Midcentury moralism manifests in countless entertaining forms across the Prelinger Archives collection, including in Make Mine Freedom, a Cold War cartoon treatment of the various treacherous “-isms” out to undermine truth, justice, and the American Way. That came out in 1948, just as fears started roiling again after the United States’ victory in the Second World War. The year before, the husband-and-wife experimental filmmaking team of Alexander Hammid and Maya Deren completed The Private Life of a Cat. “Using their own cats in their own apartment,” writes Dangerous Minds’ Amber Frost, “they chronicle the interior world of a cat ‘family,’ and it’s just insanely compelling, even outside of the cat-lady milieu!” Further down, we have House in the Middle (1954), which suggests that a clean, tidy house can help you survive an atomic blast.

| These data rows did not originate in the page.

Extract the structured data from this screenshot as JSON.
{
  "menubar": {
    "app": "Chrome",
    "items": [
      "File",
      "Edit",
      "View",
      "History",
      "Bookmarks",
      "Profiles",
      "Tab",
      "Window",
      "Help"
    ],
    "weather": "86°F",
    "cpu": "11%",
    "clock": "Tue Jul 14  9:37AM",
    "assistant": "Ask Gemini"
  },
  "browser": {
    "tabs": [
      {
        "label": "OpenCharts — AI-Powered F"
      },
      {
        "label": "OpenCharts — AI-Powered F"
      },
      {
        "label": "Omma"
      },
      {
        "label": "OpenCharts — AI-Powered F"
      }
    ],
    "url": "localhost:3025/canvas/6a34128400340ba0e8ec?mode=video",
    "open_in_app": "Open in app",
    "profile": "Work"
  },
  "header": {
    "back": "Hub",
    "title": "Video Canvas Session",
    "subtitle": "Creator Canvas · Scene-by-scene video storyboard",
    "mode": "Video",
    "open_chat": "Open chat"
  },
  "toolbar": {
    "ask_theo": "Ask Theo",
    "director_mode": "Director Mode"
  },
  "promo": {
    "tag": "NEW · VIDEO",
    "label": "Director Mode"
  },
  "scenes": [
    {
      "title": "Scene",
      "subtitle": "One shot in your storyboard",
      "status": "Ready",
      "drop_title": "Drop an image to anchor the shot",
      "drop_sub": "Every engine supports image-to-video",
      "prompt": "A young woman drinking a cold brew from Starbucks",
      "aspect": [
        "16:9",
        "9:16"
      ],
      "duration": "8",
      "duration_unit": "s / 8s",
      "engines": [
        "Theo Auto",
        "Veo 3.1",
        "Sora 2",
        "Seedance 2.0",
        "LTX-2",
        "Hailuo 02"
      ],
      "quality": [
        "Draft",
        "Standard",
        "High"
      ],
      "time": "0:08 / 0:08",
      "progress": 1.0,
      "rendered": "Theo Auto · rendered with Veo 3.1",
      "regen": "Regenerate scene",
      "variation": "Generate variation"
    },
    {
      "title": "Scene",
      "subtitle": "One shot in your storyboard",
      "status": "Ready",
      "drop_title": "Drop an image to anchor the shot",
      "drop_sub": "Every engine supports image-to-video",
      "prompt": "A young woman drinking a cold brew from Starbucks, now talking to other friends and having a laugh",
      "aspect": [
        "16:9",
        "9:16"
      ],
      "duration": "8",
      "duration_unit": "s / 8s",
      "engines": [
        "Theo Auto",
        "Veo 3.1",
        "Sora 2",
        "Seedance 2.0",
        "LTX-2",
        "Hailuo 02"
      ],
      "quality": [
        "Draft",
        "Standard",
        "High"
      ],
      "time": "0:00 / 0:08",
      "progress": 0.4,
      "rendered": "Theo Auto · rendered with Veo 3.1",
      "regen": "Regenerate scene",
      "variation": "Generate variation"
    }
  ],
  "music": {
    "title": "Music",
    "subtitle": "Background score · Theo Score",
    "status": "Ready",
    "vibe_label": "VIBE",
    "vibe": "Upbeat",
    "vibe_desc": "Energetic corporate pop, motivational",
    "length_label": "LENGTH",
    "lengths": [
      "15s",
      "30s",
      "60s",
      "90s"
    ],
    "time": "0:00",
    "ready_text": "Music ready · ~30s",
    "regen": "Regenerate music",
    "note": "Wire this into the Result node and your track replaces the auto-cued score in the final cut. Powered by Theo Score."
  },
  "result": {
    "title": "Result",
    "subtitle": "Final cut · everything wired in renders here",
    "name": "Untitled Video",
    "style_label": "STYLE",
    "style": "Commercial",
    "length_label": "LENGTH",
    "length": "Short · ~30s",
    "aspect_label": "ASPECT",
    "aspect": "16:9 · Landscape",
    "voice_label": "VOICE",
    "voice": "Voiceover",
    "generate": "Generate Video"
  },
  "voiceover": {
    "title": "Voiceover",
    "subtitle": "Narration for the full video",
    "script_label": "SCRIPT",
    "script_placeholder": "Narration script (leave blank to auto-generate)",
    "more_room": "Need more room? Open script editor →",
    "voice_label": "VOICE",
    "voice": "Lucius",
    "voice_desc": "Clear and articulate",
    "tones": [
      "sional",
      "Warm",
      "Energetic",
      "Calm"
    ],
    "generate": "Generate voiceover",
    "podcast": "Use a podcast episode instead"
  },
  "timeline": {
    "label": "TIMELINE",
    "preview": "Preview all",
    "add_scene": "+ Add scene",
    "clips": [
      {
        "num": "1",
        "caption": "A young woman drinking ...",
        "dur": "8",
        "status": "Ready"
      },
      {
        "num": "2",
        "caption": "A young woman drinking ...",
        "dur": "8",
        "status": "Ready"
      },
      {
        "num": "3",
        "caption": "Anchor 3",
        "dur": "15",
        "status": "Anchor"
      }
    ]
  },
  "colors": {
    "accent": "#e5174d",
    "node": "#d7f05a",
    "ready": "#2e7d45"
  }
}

But you don’t have to watch everything you dig up from the Prelinger Archives collection in an ironic or avant-garde frame of mind. Some pieces, like amateur filmmaker and inventor Tullio Pellegrini’s 1955 Cinemascope homage to the city of San Francisco just above, offer much in the way of pure historical interest. You can find a few more suggestions about where to start from Tim Brookes at MakeUseOf, who highlights even earlier footage of the City by the Bay, perhaps the most generic film ever made, and instructions on what to do on a date as well as what to do in the event of a nuclear attack — all valuable material for those of us remixing history, one ephemeral clip at a time.
One final thing worth keeping in mind, the Archive comes with this invitation:
You are warmly encouraged to download, use and reproduce these films in whole or in part, in any medium or market throughout the world. You are also warmly encouraged to share, exchange, redistribute, transfer and copy these films, and especially encouraged to do so for free. Any derivative works that you produce using these films are yours to perform, publish, reproduce, sell, or distribute in any way you wish without any limitations.
If you happen to get creative with the films in the Archive, please feel free to share your creations in the comments section below.
Where To Download Public Domain Movies Download
Based in Seoul, Colin Marshall writes and broadcasts on cities, language, and style. He’s at work on a book about Los Angeles, A Los Angeles Primer, the video series The City in Cinema, the crowdfunded journalism project Where Is the City of the Future?, and the Los Angeles Review of Books’ Korea Blog. Follow him on Twitter at @colinmarshall or on Facebook.